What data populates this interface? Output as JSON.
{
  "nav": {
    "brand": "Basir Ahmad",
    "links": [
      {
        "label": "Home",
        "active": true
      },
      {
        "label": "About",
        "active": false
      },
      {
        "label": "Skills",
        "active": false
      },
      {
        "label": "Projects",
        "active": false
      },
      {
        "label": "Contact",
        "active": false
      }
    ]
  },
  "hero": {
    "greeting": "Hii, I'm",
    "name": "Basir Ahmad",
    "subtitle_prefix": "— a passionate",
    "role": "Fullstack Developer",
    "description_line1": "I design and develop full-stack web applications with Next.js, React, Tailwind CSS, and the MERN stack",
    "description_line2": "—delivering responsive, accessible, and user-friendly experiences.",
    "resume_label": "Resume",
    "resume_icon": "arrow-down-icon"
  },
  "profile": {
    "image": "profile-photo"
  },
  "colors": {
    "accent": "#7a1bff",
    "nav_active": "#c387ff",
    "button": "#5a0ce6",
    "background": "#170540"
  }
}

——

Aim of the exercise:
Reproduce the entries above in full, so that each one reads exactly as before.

Response area:
What data populates this interface? Output as JSON.
{
  "nav": {
    "brand": "Basir Ahmad",
    "links": [
      {
        "label": "Home",
        "active": true
      },
      {
        "label": "About",
        "active": false
      },
      {
        "label": "Skills",
        "active": false
      },
      {
        "label": "Projects",
        "active": false
      },
      {
        "label": "Contact",
        "active": false
      }
    ]
  },
  "hero": {
    "greeting": "Hii, I'm",
    "name": "Basir Ahmad",
    "subtitle_prefix": "— a passionate",
    "role": "Fullstack Developer",
    "description_line1": "I design and develop full-stack web applications with Next.js, React, Tailwind CSS, and the MERN stack",
    "description_line2": "—delivering responsive, accessible, and user-friendly experiences.",
    "resume_label": "Resume",
    "resume_icon": "arrow-down-icon"
  },
  "profile": {
    "image": "profile-photo"
  },
  "colors": {
    "accent": "#7a1bff",
    "nav_active": "#c387ff",
    "button": "#5a0ce6",
    "background": "#170540"
  }
}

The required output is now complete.